Im Focus: LZH showcases laser material processing of tomorrow at the LASYS 2018

At the LASYS 2018, from June 5th to 7th, the Laser Zentrum Hannover e.V. (LZH) will be showcasing processes for the laser material processing of tomorrow in hall 4 at stand 4E75. With blown bomb shells the LZH will present first results of a research project on civil security.

At this year's LASYS, the LZH will exhibit light-based processes such as cutting, welding, ablation and structuring as well as additive manufacturing for...

Im Focus: Self-illuminating pixels for a new display generation

There are videos on the internet that can make one marvel at technology. For example, a smartphone is casually bent around the arm or a thin-film display is rolled in all directions and with almost every diameter. From the user's point of view, this looks fantastic. From a professional point of view, however, the question arises: Is that already possible?

At Display Week 2018, scientists from the Fraunhofer Institute for Applied Polymer Research IAP will be demonstrating today’s technological possibilities and...

Im Focus: Explanation for puzzling quantum oscillations has been found

So-called quantum many-body scars allow quantum systems to stay out of equilibrium much longer, explaining experiment | Study published in Nature Physics

Recently, researchers from Harvard and MIT succeeded in trapping a record 53 atoms and individually controlling their quantum state, realizing what is called a...

Im Focus: Dozens of binaries from Milky Way's globular clusters could be detectable by LISA

Next-generation gravitational wave detector in space will complement LIGO on Earth

The historic first detection of gravitational waves from colliding black holes far outside our galaxy opened a new window to understanding the universe. A...

Im Focus: Entangled atoms shine in unison

A team led by Austrian experimental physicist Rainer Blatt has succeeded in characterizing the quantum entanglement of two spatially separated atoms by observing their light emission.

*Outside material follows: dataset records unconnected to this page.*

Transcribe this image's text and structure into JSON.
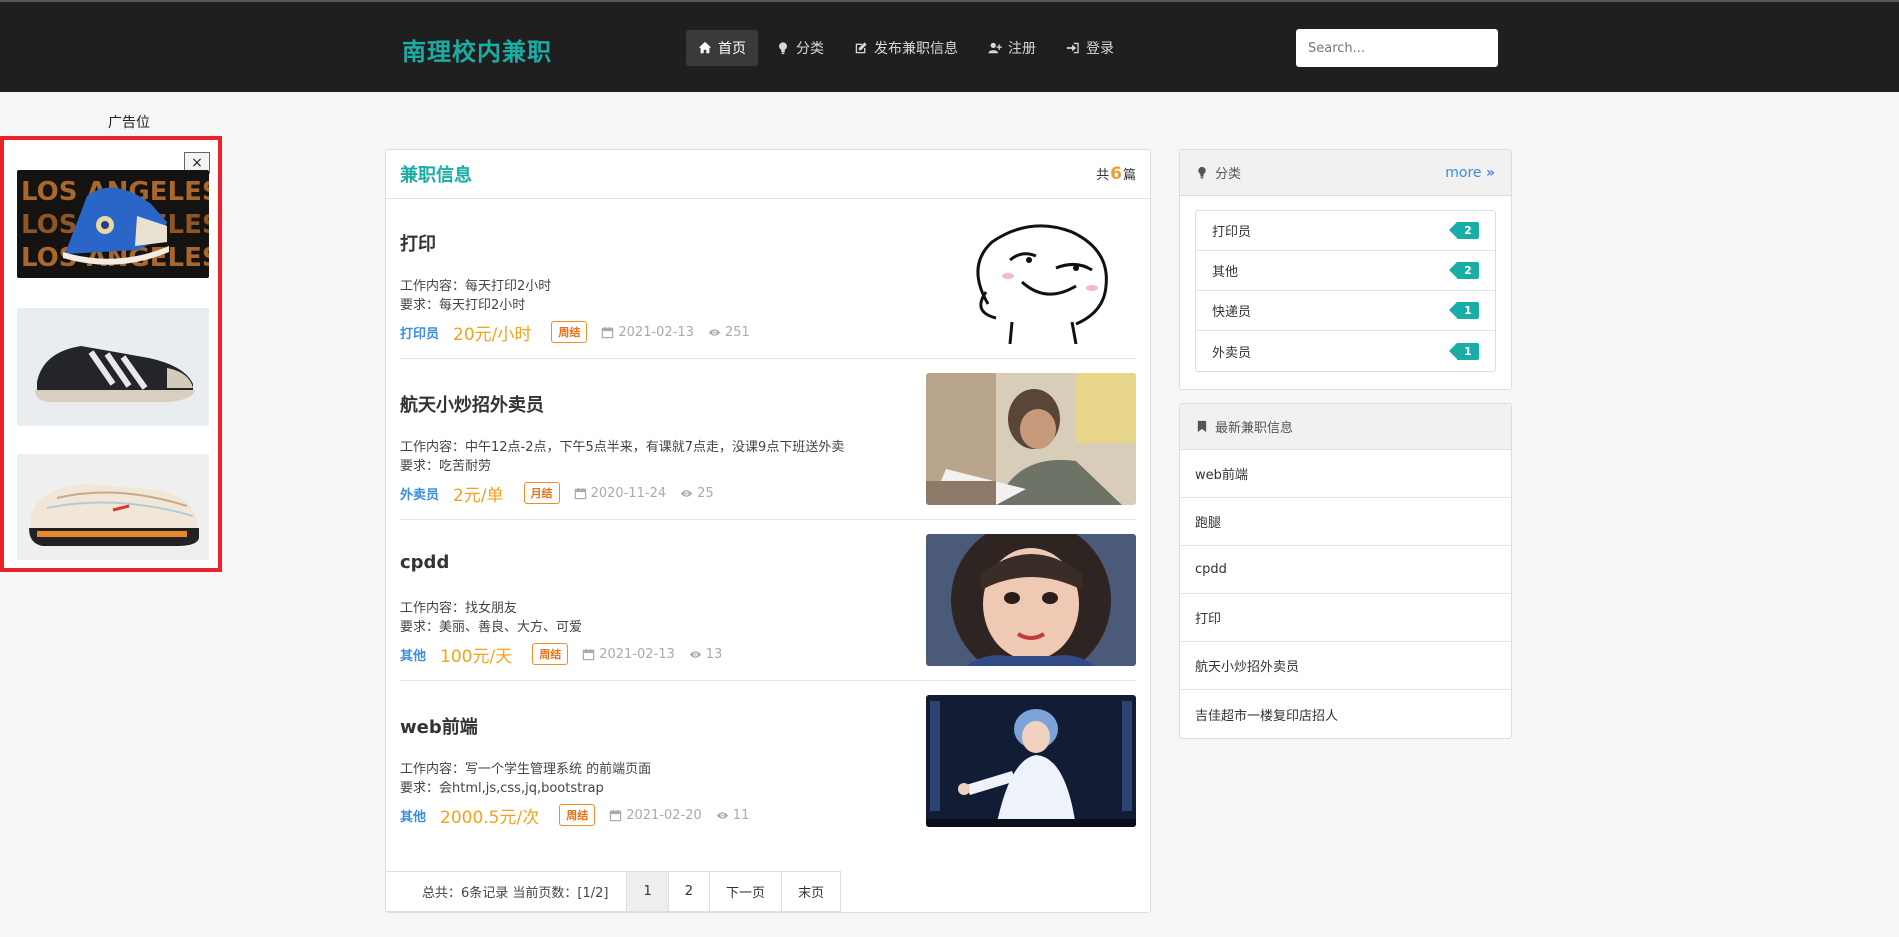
{
  "header": {
    "brand": "南理校内兼职",
    "nav": [
      {
        "label": "首页",
        "icon": "home-icon",
        "active": true
      },
      {
        "label": "分类",
        "icon": "lightbulb-icon"
      },
      {
        "label": "发布兼职信息",
        "icon": "edit-icon"
      },
      {
        "label": "注册",
        "icon": "user-plus-icon"
      },
      {
        "label": "登录",
        "icon": "sign-in-icon"
      }
    ],
    "search_placeholder": "Search..."
  },
  "ad": {
    "label": "广告位",
    "close": "×",
    "banner_text": [
      "LOS ANGELES",
      "LOS ANGELES",
      "LOS ANGELES"
    ]
  },
  "main": {
    "title": "兼职信息",
    "count_prefix": "共",
    "count": "6",
    "count_suffix": "篇",
    "jobs": [
      {
        "title": "打印",
        "content": "工作内容：每天打印2小时",
        "req": "要求：每天打印2小时",
        "cat": "打印员",
        "salary": "20元/小时",
        "tag": "周结",
        "date": "2021-02-13",
        "views": "251"
      },
      {
        "title": "航天小炒招外卖员",
        "content": "工作内容：中午12点-2点，下午5点半来，有课就7点走，没课9点下班送外卖",
        "req": "要求：吃苦耐劳",
        "cat": "外卖员",
        "salary": "2元/单",
        "tag": "月结",
        "date": "2020-11-24",
        "views": "25"
      },
      {
        "title": "cpdd",
        "content": "工作内容：找女朋友",
        "req": "要求：美丽、善良、大方、可爱",
        "cat": "其他",
        "salary": "100元/天",
        "tag": "周结",
        "date": "2021-02-13",
        "views": "13"
      },
      {
        "title": "web前端",
        "content": "工作内容：写一个学生管理系统 的前端页面",
        "req": "要求：会html,js,css,jq,bootstrap",
        "cat": "其他",
        "salary": "2000.5元/次",
        "tag": "周结",
        "date": "2021-02-20",
        "views": "11"
      }
    ],
    "pagination": {
      "info": "总共：6条记录  当前页数：[1/2]",
      "pages": [
        "1",
        "2"
      ],
      "next": "下一页",
      "last": "末页"
    }
  },
  "sidebar": {
    "categories": {
      "title": "分类",
      "more": "more",
      "items": [
        {
          "name": "打印员",
          "count": "2"
        },
        {
          "name": "其他",
          "count": "2"
        },
        {
          "name": "快递员",
          "count": "1"
        },
        {
          "name": "外卖员",
          "count": "1"
        }
      ]
    },
    "latest": {
      "title": "最新兼职信息",
      "items": [
        "web前端",
        "跑腿",
        "cpdd",
        "打印",
        "航天小炒招外卖员",
        "吉佳超市一楼复印店招人"
      ]
    }
  },
  "colors": {
    "brand": "#1aada5",
    "category_link": "#3b8de0",
    "salary": "#f4a21c",
    "tag": "#e5731a",
    "ad_border": "#e8232a"
  }
}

This fundamental demonstration could lead to the development of highly sensitive optical gradiometers for the precise measurement of the gravitational field or the earth's magnetic field.

The age of quantum technology has long been heralded. Decades of research into the quantum world have led to the development of methods that make it possible...

All Focus news of the innovation-report >>>

Anzeige

Anzeige

VideoLinks
Industry & Economy
Event News

Save the date: Forum European Neuroscience – 07-11 July 2018 in Berlin, Germany

02.05.2018 | Event News

Invitation to the upcoming "Current Topics in Bioinformatics: Big Data in Genomics and Medicine"

13.04.2018 | Event News

Unique scope of UV LED technologies and applications presented in Berlin: ICULTA-2018

12.04.2018 | Event News

 
Latest News

Designer cells: artificial enzyme can activate a gene switch

22.05.2018 | Life Sciences

PR of MCC: Carbon removal from atmosphere unavoidable for 1.5 degree target

22.05.2018 | Earth Sciences

Achema 2018: New camera system monitors distillation and helps save energy

22.05.2018 | Trade Fair News

VideoLinks
Science & Research
Overview of more VideoLinks >>>